Just in Time (JIT) is a powerful tool in lean. However, it is not an easy tool. Using it without understanding the requirements can quickly make things worse. I have written about related topics before, but during the COVID-19 pandemic, Just in Time was often blamed for a lack of material, usually by people who do not understand how just in time works.
On December 31, 2020, the transition period will end and United Kingdom will be out of the European Union. Brexit will be complete. But I fear the mess will be only starting. In this post I want to look at the impact of Brexit on supply chains. It won’t be pretty.
The coronavirus, also known as COVID-19 or SARS-CoV-2, is running through the world like a wildfire. Besides killing hundreds of thousands of people, it is also creating a huge headache for the economy. Many countries are currently experiencing a second wave. In this post I will look at how the pandemic affects supply chains, how they react, and how this may shape supply chains in the future.

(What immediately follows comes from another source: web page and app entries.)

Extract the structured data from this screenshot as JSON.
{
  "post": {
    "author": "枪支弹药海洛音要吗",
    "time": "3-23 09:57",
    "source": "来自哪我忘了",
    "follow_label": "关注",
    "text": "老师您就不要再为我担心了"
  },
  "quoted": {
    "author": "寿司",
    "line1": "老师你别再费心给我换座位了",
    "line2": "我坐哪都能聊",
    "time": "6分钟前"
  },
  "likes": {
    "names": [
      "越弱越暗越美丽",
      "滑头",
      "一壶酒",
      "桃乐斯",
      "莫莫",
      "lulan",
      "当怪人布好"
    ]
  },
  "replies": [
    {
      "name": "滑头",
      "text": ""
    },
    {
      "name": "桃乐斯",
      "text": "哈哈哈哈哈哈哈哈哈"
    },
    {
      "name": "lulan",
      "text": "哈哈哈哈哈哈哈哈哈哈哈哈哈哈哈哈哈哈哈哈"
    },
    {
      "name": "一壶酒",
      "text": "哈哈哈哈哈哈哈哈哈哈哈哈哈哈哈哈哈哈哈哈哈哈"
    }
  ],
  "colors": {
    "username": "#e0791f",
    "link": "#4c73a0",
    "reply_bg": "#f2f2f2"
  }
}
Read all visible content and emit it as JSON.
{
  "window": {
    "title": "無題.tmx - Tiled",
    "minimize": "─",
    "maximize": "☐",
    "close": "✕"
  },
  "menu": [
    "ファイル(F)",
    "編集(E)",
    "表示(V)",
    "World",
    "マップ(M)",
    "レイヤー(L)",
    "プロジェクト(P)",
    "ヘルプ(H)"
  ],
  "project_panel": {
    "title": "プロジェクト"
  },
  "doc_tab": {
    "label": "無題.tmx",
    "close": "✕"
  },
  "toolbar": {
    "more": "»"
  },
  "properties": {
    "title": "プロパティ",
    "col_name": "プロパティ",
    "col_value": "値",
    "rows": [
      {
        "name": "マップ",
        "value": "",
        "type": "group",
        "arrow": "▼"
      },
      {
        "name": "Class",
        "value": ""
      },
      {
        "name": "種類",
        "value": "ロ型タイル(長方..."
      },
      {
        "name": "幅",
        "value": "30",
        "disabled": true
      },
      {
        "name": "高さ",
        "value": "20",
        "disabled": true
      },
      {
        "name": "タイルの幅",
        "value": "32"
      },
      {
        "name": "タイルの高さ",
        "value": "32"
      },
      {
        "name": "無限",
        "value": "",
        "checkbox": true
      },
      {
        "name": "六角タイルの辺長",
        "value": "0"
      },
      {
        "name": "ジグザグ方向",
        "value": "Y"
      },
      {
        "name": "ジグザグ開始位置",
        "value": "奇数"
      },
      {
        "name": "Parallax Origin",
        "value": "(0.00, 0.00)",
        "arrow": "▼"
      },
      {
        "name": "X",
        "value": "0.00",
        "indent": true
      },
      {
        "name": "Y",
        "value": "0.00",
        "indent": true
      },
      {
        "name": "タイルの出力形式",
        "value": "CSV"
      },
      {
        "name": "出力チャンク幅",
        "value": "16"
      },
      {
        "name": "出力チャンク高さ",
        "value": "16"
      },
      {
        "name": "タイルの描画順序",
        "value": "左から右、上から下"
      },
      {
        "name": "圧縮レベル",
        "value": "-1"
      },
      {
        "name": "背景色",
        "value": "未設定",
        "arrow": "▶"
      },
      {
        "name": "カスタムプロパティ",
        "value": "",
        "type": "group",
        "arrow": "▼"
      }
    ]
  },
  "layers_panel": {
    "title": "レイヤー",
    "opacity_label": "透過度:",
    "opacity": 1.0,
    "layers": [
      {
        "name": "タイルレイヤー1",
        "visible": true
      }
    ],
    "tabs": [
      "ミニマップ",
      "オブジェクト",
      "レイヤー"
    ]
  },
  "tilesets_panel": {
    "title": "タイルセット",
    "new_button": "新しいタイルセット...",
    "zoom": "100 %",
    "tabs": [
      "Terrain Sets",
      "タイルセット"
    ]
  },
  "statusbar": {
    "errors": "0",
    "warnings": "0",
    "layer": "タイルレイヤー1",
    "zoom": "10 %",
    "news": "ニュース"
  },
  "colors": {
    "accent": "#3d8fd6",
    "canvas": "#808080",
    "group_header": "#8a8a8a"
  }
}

Amazon uses a pretty neat and nifty way to store its materials using robots. These are commonly known as Kivas, although Kiva is only the name of the company that originally invented them. Amazon calls them Amazon Robotics. In this post I will look in detail at both the design of their storage pods and how Kivas manage their inventory.
This is the sixth and last post on my series on the inner workings of the Amazon Fulfillment Center. Here I will look at some supporting processes as well as the all-important employee satisfaction. I will look at the process of taking inventory, security, their interesting office locations on the warehouse floor, Amazon Go stores, and Employee Satisfaction.
This is the fifth post on my series on the inner workings of the Amazon Fulfillment Center. Here I will look at the software that runs behind all the processes and makes this performance possible. Other companies would probably plaster the label “Industry 4.0” all over this, but at Amazon they just do it.
This fourth post in the series on the inner workings of the Amazon Fulfillment Center will continue to look at the outbound material flow, including pack, SLAM, and the loading of the trucks. In the next and last posts, I will also look at the software behind it as well as some surrounding processes.
This is the third post on my series on the inner workings of the Amazon Fulfillment Center. In this post I start with the highly interesting process of the outbound value stream (i.e., how the goodies go from storage to your door). Since this is the core process, the next post will continue this outbound value stream.